• **Task**
Leave out the pictures and print the rest of the entries exactly as they stand.

*** Opening of Records for the task ***

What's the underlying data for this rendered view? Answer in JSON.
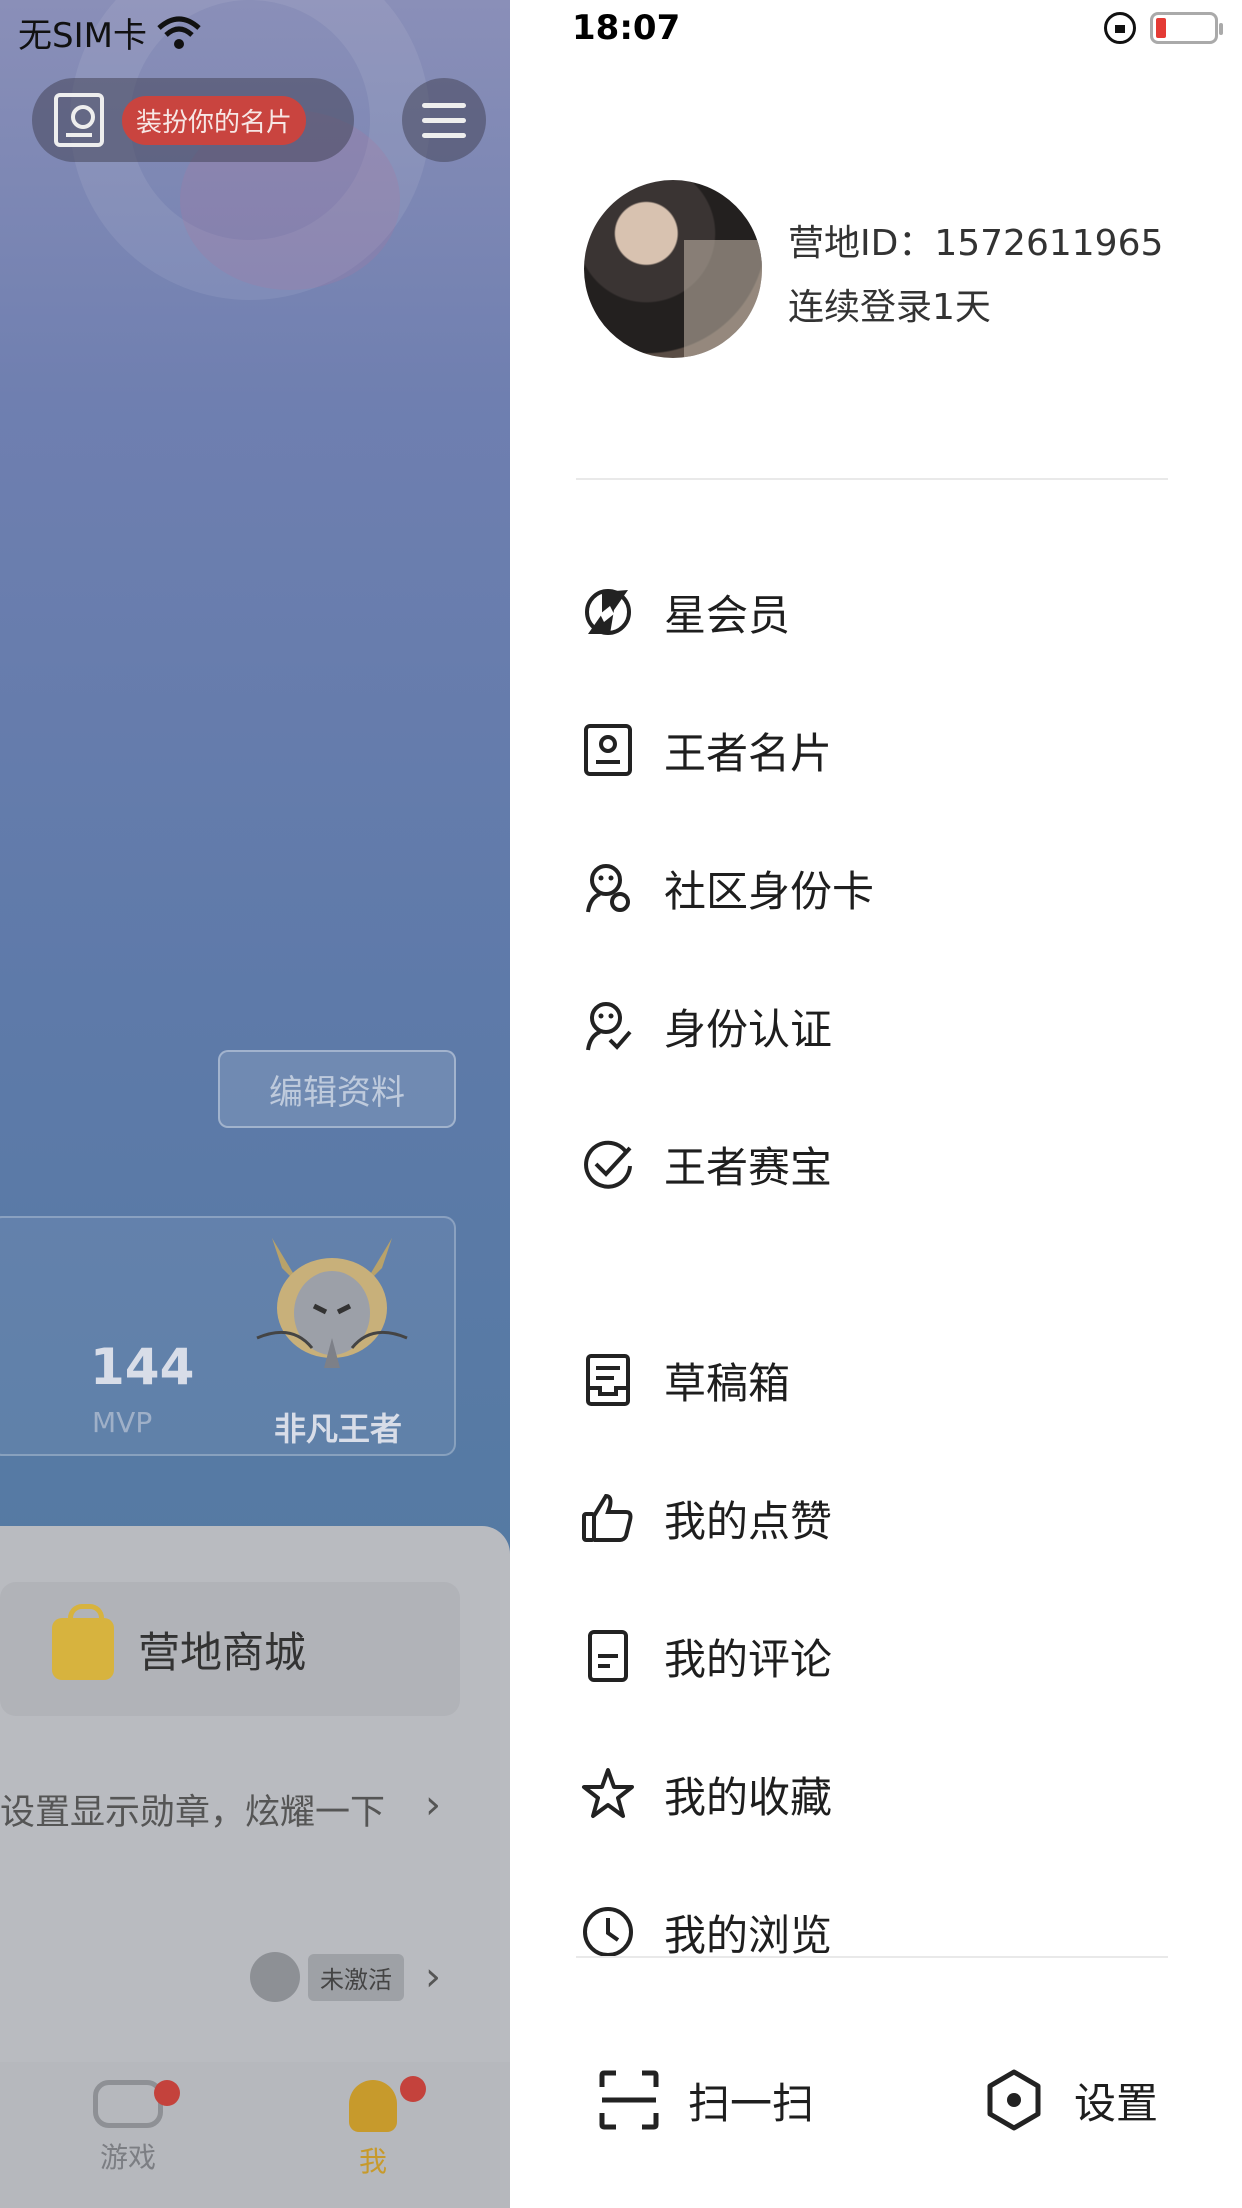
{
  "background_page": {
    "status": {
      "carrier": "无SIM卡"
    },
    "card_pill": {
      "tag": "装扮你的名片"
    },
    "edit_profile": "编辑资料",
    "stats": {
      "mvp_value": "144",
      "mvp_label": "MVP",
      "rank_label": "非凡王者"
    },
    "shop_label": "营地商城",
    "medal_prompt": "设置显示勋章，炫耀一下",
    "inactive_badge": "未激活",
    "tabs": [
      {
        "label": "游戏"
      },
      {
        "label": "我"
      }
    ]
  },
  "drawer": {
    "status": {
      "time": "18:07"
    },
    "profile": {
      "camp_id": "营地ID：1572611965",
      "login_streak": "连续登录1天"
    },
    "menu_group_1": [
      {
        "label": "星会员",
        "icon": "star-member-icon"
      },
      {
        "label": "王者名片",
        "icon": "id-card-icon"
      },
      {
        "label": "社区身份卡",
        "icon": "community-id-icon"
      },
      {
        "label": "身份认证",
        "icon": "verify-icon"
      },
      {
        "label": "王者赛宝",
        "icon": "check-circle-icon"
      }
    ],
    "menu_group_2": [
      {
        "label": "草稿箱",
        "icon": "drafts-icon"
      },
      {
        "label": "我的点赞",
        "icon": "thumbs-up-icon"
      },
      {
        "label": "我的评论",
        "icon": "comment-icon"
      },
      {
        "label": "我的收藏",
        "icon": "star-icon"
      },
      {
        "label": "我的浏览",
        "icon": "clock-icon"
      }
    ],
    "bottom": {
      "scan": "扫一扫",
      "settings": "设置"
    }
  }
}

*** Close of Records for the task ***

• **Written reply**
What's the underlying data for this rendered view? Answer in JSON.
{
  "background_page": {
    "status": {
      "carrier": "无SIM卡"
    },
    "card_pill": {
      "tag": "装扮你的名片"
    },
    "edit_profile": "编辑资料",
    "stats": {
      "mvp_value": "144",
      "mvp_label": "MVP",
      "rank_label": "非凡王者"
    },
    "shop_label": "营地商城",
    "medal_prompt": "设置显示勋章，炫耀一下",
    "inactive_badge": "未激活",
    "tabs": [
      {
        "label": "游戏"
      },
      {
        "label": "我"
      }
    ]
  },
  "drawer": {
    "status": {
      "time": "18:07"
    },
    "profile": {
      "camp_id": "营地ID：1572611965",
      "login_streak": "连续登录1天"
    },
    "menu_group_1": [
      {
        "label": "星会员",
        "icon": "star-member-icon"
      },
      {
        "label": "王者名片",
        "icon": "id-card-icon"
      },
      {
        "label": "社区身份卡",
        "icon": "community-id-icon"
      },
      {
        "label": "身份认证",
        "icon": "verify-icon"
      },
      {
        "label": "王者赛宝",
        "icon": "check-circle-icon"
      }
    ],
    "menu_group_2": [
      {
        "label": "草稿箱",
        "icon": "drafts-icon"
      },
      {
        "label": "我的点赞",
        "icon": "thumbs-up-icon"
      },
      {
        "label": "我的评论",
        "icon": "comment-icon"
      },
      {
        "label": "我的收藏",
        "icon": "star-icon"
      },
      {
        "label": "我的浏览",
        "icon": "clock-icon"
      }
    ],
    "bottom": {
      "scan": "扫一扫",
      "settings": "设置"
    }
  }
}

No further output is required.